## WHAT IS NEEDED
Could you give back every entry below exactly, with the pictures dropped?

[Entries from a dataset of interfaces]

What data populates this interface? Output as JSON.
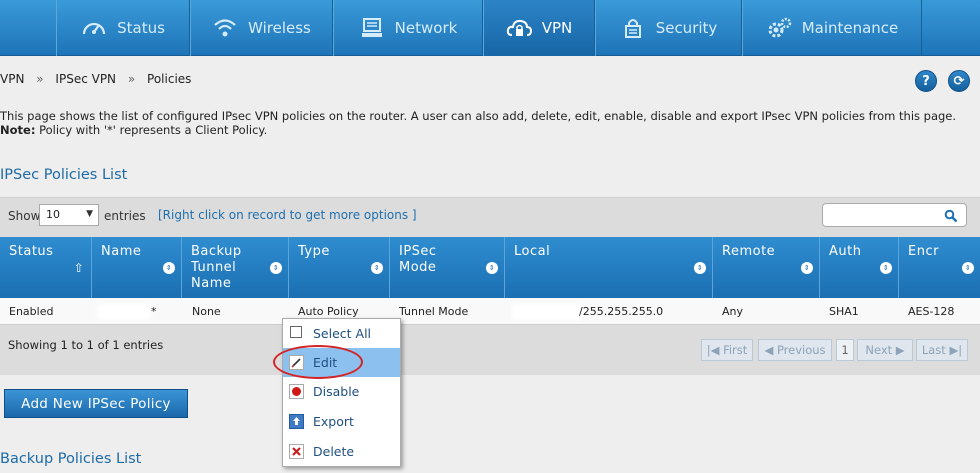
{
  "nav": {
    "items": [
      {
        "label": "Status",
        "icon": "gauge-icon"
      },
      {
        "label": "Wireless",
        "icon": "wifi-icon"
      },
      {
        "label": "Network",
        "icon": "monitor-icon"
      },
      {
        "label": "VPN",
        "icon": "cloud-lock-icon",
        "active": true
      },
      {
        "label": "Security",
        "icon": "lock-icon"
      },
      {
        "label": "Maintenance",
        "icon": "gears-icon"
      }
    ]
  },
  "breadcrumb": {
    "items": [
      "VPN",
      "IPSec VPN",
      "Policies"
    ],
    "separator": "»"
  },
  "help": {
    "label": "?"
  },
  "refresh": {
    "label": "⟳"
  },
  "description": {
    "line1": "This page shows the list of configured IPsec VPN policies on the router. A user can also add, delete, edit, enable, disable and export IPsec VPN policies from this page.",
    "note_label": "Note:",
    "note_text": " Policy with '*' represents a Client Policy."
  },
  "policies_title": "IPSec Policies List",
  "toolbar": {
    "show_label": "Show",
    "page_size": "10",
    "entries_label": "entries",
    "hint": "[Right click on record to get more options ]",
    "search_value": ""
  },
  "table": {
    "columns": [
      "Status",
      "Name",
      "Backup Tunnel Name",
      "Type",
      "IPSec Mode",
      "Local",
      "Remote",
      "Auth",
      "Encr"
    ],
    "rows": [
      {
        "status": "Enabled",
        "name": "*",
        "backup": "None",
        "type": "Auto Policy",
        "mode": "Tunnel Mode",
        "local": "/255.255.255.0",
        "remote": "Any",
        "auth": "SHA1",
        "encr": "AES-128"
      }
    ]
  },
  "footer": {
    "info": "Showing 1 to 1 of 1 entries",
    "first": "First",
    "previous": "Previous",
    "page": "1",
    "next": "Next",
    "last": "Last"
  },
  "add_button": "Add New IPSec Policy",
  "backup_title": "Backup Policies List",
  "context_menu": {
    "items": [
      {
        "label": "Select All",
        "icon": "checkbox-icon"
      },
      {
        "label": "Edit",
        "icon": "pencil-icon",
        "highlighted": true
      },
      {
        "label": "Disable",
        "icon": "red-dot-icon"
      },
      {
        "label": "Export",
        "icon": "export-icon"
      },
      {
        "label": "Delete",
        "icon": "delete-x-icon"
      }
    ]
  },
  "colors": {
    "brand_blue": "#1e74b8",
    "annotation_red": "#d42424",
    "menu_highlight": "#8cc0ee"
  }
}
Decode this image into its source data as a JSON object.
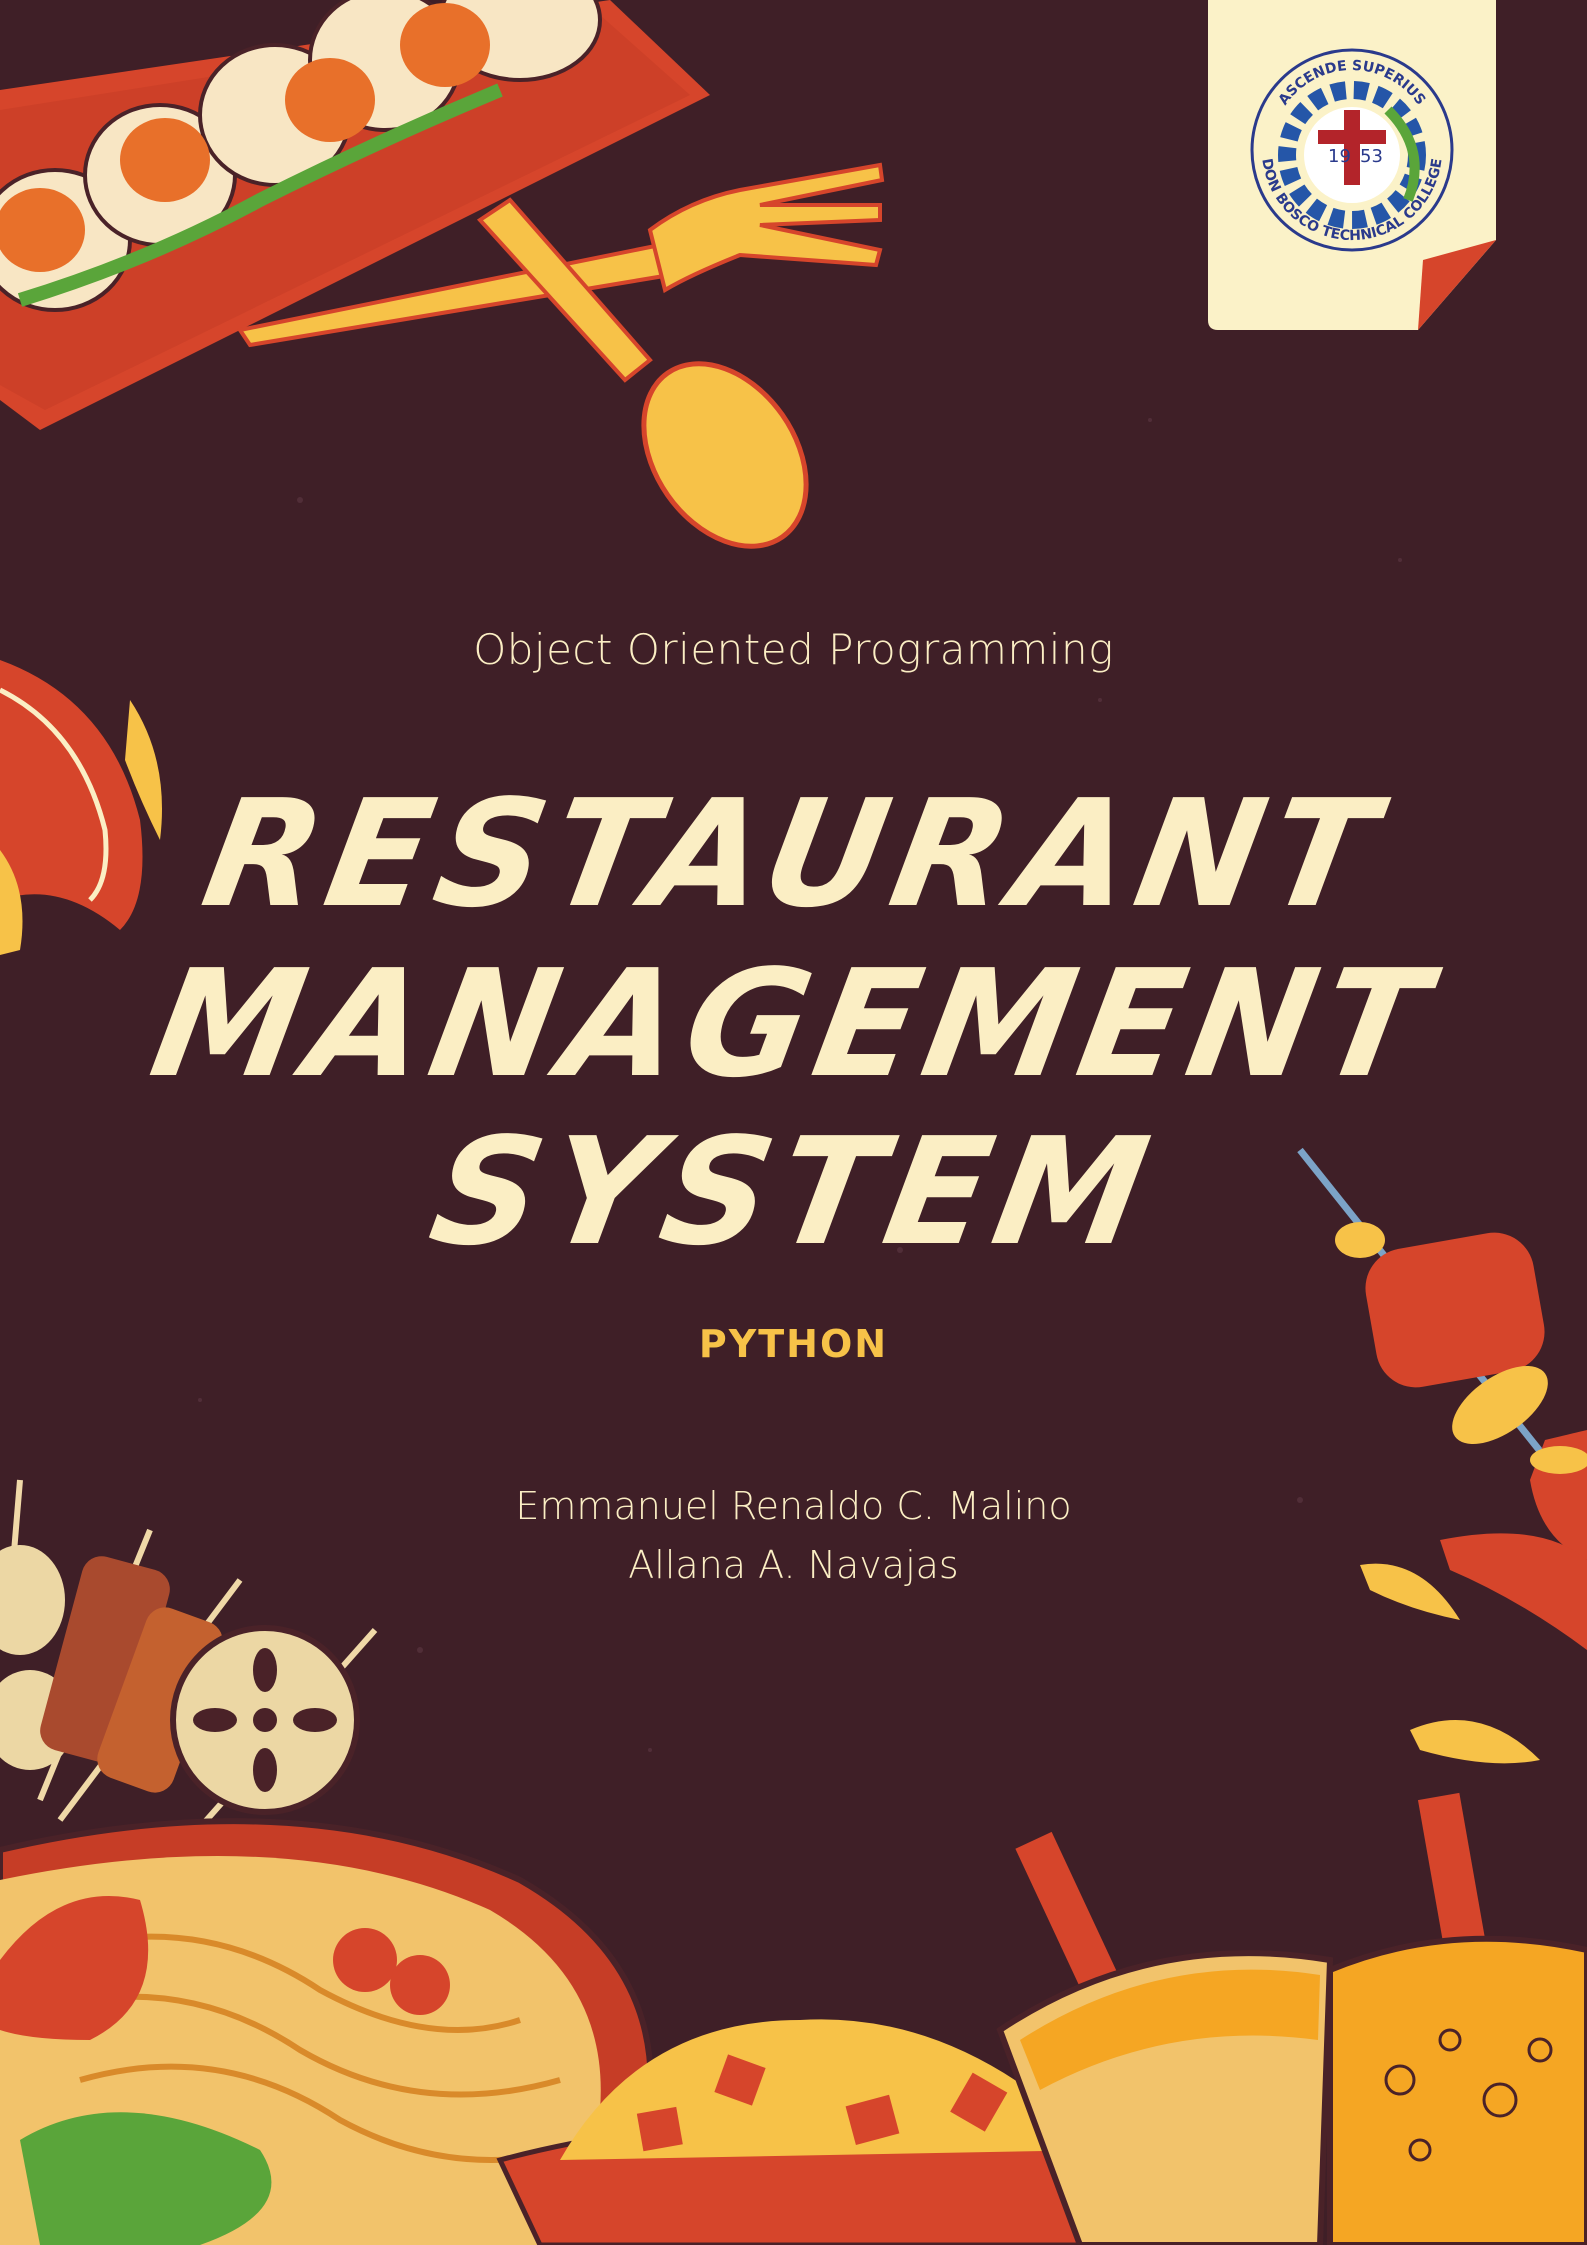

## TASK RESULT
What data populates this interface? Output as JSON.
{
  "nav": {
    "items": [
      {
        "label": "Status",
        "icon": "gauge-icon"
      },
      {
        "label": "Wireless",
        "icon": "wifi-icon"
      },
      {
        "label": "Network",
        "icon": "monitor-icon"
      },
      {
        "label": "VPN",
        "icon": "cloud-lock-icon",
        "active": true
      },
      {
        "label": "Security",
        "icon": "lock-icon"
      },
      {
        "label": "Maintenance",
        "icon": "gears-icon"
      }
    ]
  },
  "breadcrumb": {
    "items": [
      "VPN",
      "IPSec VPN",
      "Policies"
    ],
    "separator": "»"
  },
  "help": {
    "label": "?"
  },
  "refresh": {
    "label": "⟳"
  },
  "description": {
    "line1": "This page shows the list of configured IPsec VPN policies on the router. A user can also add, delete, edit, enable, disable and export IPsec VPN policies from this page.",
    "note_label": "Note:",
    "note_text": " Policy with '*' represents a Client Policy."
  },
  "policies_title": "IPSec Policies List",
  "toolbar": {
    "show_label": "Show",
    "page_size": "10",
    "entries_label": "entries",
    "hint": "[Right click on record to get more options ]",
    "search_value": ""
  },
  "table": {
    "columns": [
      "Status",
      "Name",
      "Backup Tunnel Name",
      "Type",
      "IPSec Mode",
      "Local",
      "Remote",
      "Auth",
      "Encr"
    ],
    "rows": [
      {
        "status": "Enabled",
        "name": "*",
        "backup": "None",
        "type": "Auto Policy",
        "mode": "Tunnel Mode",
        "local": "/255.255.255.0",
        "remote": "Any",
        "auth": "SHA1",
        "encr": "AES-128"
      }
    ]
  },
  "footer": {
    "info": "Showing 1 to 1 of 1 entries",
    "first": "First",
    "previous": "Previous",
    "page": "1",
    "next": "Next",
    "last": "Last"
  },
  "add_button": "Add New IPSec Policy",
  "backup_title": "Backup Policies List",
  "context_menu": {
    "items": [
      {
        "label": "Select All",
        "icon": "checkbox-icon"
      },
      {
        "label": "Edit",
        "icon": "pencil-icon",
        "highlighted": true
      },
      {
        "label": "Disable",
        "icon": "red-dot-icon"
      },
      {
        "label": "Export",
        "icon": "export-icon"
      },
      {
        "label": "Delete",
        "icon": "delete-x-icon"
      }
    ]
  },
  "colors": {
    "brand_blue": "#1e74b8",
    "annotation_red": "#d42424",
    "menu_highlight": "#8cc0ee"
  }
}
Decode this image into its source data as a JSON object.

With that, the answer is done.